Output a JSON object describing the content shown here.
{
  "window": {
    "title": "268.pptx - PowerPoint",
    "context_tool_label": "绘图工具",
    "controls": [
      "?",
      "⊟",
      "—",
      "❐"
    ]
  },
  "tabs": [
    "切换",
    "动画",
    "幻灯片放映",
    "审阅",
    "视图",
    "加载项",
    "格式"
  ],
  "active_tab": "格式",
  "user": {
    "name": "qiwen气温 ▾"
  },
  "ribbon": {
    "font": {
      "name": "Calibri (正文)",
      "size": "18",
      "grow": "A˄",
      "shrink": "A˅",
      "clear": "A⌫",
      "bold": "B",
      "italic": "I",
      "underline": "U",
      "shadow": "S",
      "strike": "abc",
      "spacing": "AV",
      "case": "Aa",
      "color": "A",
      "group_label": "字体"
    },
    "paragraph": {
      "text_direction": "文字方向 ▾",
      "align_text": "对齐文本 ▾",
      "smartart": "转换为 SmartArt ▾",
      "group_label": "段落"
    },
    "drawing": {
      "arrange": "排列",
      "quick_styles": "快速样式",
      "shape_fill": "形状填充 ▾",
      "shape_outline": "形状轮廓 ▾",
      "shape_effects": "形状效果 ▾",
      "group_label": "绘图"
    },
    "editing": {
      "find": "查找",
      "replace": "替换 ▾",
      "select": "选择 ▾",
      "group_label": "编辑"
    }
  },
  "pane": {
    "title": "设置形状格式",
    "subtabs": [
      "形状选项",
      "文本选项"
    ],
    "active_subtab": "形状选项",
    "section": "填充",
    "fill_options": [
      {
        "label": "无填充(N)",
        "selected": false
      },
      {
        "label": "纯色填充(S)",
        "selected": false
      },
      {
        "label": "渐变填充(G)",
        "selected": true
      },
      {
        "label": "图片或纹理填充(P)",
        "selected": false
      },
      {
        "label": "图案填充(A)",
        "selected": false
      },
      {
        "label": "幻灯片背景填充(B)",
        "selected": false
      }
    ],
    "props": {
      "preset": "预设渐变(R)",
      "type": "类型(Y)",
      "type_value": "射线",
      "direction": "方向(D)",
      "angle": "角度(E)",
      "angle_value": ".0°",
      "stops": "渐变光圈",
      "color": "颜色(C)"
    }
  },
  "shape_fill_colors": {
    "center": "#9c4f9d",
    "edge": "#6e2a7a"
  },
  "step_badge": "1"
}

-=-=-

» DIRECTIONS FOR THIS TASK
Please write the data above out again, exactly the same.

» RESULT FOR THIS EXERCISE
Output a JSON object describing the content shown here.
{
  "window": {
    "title": "268.pptx - PowerPoint",
    "context_tool_label": "绘图工具",
    "controls": [
      "?",
      "⊟",
      "—",
      "❐"
    ]
  },
  "tabs": [
    "切换",
    "动画",
    "幻灯片放映",
    "审阅",
    "视图",
    "加载项",
    "格式"
  ],
  "active_tab": "格式",
  "user": {
    "name": "qiwen气温 ▾"
  },
  "ribbon": {
    "font": {
      "name": "Calibri (正文)",
      "size": "18",
      "grow": "A˄",
      "shrink": "A˅",
      "clear": "A⌫",
      "bold": "B",
      "italic": "I",
      "underline": "U",
      "shadow": "S",
      "strike": "abc",
      "spacing": "AV",
      "case": "Aa",
      "color": "A",
      "group_label": "字体"
    },
    "paragraph": {
      "text_direction": "文字方向 ▾",
      "align_text": "对齐文本 ▾",
      "smartart": "转换为 SmartArt ▾",
      "group_label": "段落"
    },
    "drawing": {
      "arrange": "排列",
      "quick_styles": "快速样式",
      "shape_fill": "形状填充 ▾",
      "shape_outline": "形状轮廓 ▾",
      "shape_effects": "形状效果 ▾",
      "group_label": "绘图"
    },
    "editing": {
      "find": "查找",
      "replace": "替换 ▾",
      "select": "选择 ▾",
      "group_label": "编辑"
    }
  },
  "pane": {
    "title": "设置形状格式",
    "subtabs": [
      "形状选项",
      "文本选项"
    ],
    "active_subtab": "形状选项",
    "section": "填充",
    "fill_options": [
      {
        "label": "无填充(N)",
        "selected": false
      },
      {
        "label": "纯色填充(S)",
        "selected": false
      },
      {
        "label": "渐变填充(G)",
        "selected": true
      },
      {
        "label": "图片或纹理填充(P)",
        "selected": false
      },
      {
        "label": "图案填充(A)",
        "selected": false
      },
      {
        "label": "幻灯片背景填充(B)",
        "selected": false
      }
    ],
    "props": {
      "preset": "预设渐变(R)",
      "type": "类型(Y)",
      "type_value": "射线",
      "direction": "方向(D)",
      "angle": "角度(E)",
      "angle_value": ".0°",
      "stops": "渐变光圈",
      "color": "颜色(C)"
    }
  },
  "shape_fill_colors": {
    "center": "#9c4f9d",
    "edge": "#6e2a7a"
  },
  "step_badge": "1"
}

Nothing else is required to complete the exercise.